After the panel Doug Hansberry discussed chiller plant efficiency, with a focus on CW and CHW temperature reset, centrifugal chiller adjustable frequency drivers (AFDs), and variable primary pumping (VPP). He explained that these are three means for improving energy efficiency in water cooled chiller plants: adjustable frequency drives (AFDs) on chiller compressor motors, condenser water temperature reset, and variable primary flow. But are the savings claimed by the manufacturers really true?  How cold can you run the condenser water system before running into problems?  How is the condenser water system temperature controlled?  How do you retrofit a fixed primary system to variable flow and how is it controlled?   Do the economics work?  Doug Hansberry discussed the results of retrofitting these technologies to a very large chiller plant at a large semiconductor facility. Decreasing CW temperature eliminates wasted work done by the compressor. This strategy can be applied to existing plants. 

After lunch Don Snodgrass briefly discussed chiller maintenance. Don explained that the amount of time spent on each machine makes a big difference on the machines overall efficiency.  In order to get the most out of your chiller you should be spending the proper time maintaining the machine. Some basic steps that can help maximize efficiency are, stay on top of maintenance, cleaning tubes annually, and oil analysis.

Jerry Bogorad, the Director of Facility Operations at OMSI provided a brief history of OMSI and background regarding recent chiller upgrade.  His presentation included a time lapse video of the old chiller being removed and the new chiller being lowered into the mechanical room.  

Peter Mobery, gave us an overview of the OMSI Chiller upgrade. The areas of focus were energy modeling, engineering design, and commissioning. The analyses process was fieldwork, creating building geometry, modeling systems, creating schedules, and calibrating models. The original system was a 205 ton heat recovery chiller, 2,480 MBH heating capacity, and a 500 ton cooling only chiller capacity with standard efficiency boilers (7000 MBH). The heat recovery chiller made hot water from 90°F up to 130°F depending on outside air temperature and available cooling load. The conservation measures evaluated in this project were to replace the chiller, separate the chiller from projector room, replace data room air conditioner, replace pneumatic controls with DDC, add VFDs to AHUs, add airside economizers, and add CO2 DCV to AHUs. The results of this analysis was that the energy saving were not as high as expected, and initially showed payback of less than ten years.

Lyn Schmidt from the Energy Trust discussed the role incentives played in the project at OMSI and gave a brief overview of potential support the Energy Trust could provide for other projects. 

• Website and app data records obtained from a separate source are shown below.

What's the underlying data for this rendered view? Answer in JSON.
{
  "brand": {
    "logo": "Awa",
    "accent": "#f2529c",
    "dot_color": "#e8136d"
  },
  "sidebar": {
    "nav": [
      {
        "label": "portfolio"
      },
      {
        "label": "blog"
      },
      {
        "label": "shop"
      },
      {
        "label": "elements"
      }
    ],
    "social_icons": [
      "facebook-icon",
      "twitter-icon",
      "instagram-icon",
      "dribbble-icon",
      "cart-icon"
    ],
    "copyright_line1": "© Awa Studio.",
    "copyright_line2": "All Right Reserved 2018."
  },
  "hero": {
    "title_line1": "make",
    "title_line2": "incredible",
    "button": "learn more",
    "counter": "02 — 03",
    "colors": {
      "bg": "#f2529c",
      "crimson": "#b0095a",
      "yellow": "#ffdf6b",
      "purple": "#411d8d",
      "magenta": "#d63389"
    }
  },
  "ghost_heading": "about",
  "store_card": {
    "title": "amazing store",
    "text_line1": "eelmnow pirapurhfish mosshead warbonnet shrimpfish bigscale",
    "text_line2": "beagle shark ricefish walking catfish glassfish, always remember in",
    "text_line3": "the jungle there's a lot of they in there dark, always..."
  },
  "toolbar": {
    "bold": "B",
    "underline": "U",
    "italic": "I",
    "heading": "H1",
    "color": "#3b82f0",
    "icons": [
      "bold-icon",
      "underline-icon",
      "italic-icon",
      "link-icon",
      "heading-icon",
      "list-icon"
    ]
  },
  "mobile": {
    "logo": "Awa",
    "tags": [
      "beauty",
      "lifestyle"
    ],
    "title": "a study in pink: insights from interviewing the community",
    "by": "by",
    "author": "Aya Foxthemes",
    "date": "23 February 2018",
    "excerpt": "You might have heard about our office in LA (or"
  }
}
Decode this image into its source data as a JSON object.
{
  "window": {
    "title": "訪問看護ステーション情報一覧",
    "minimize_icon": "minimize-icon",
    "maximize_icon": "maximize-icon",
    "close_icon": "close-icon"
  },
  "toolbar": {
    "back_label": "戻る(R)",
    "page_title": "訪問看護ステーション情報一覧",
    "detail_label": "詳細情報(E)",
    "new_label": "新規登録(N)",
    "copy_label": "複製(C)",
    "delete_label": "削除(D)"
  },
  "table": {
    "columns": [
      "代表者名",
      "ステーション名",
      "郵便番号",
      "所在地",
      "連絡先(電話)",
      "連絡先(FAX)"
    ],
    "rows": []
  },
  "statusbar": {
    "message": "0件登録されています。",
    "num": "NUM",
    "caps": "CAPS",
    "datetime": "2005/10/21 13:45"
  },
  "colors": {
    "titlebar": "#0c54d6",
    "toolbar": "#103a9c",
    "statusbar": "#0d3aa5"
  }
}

Mike Wilson, wrapped up the OMSI discussion by comparing the old  OMSI chillers with the new equipment that was installed. OMSI had a McQuay heat recovery chiller nominal 200 ton and a McQuay Centrifugal nominal 500 ton. These were replaced with a McQuay Templifier chiller nominal 190 ton (the purpose was to reduce gas demand from the boilers) and a Daikin/McQuay magnetic bearing centrifugal nominal 550 ton. The problem with these machines is that the centrifugal would not unload, the heat recovery was beating itself to death, the control system could not optimize, and they could not install air side economizers. OMSI now saves energy because the centrifugal chiller now has superior part load to 15%, the heat recovery has more compressors in the chiller, control system now optimizes chiller changeover, and the boilers are tuned and more efficient. Some other benefits to this upgrade was magnetic bearings use no oil or oil management. Efficiency will remain consistent since there is no oil, and very low maintenance.

In addition to having many wonderful speakers also had a chance to talk to multiple chiller manufacturer’s representatives and vendors for chilled water system components during multiple networking breaks.


Doug Hansberry 

Jerry Bogorad

Lyn Schmidt

Oregon Air Reps

Greg Nelson

Henry Verde

Michael Wilson

Anthony Tomasi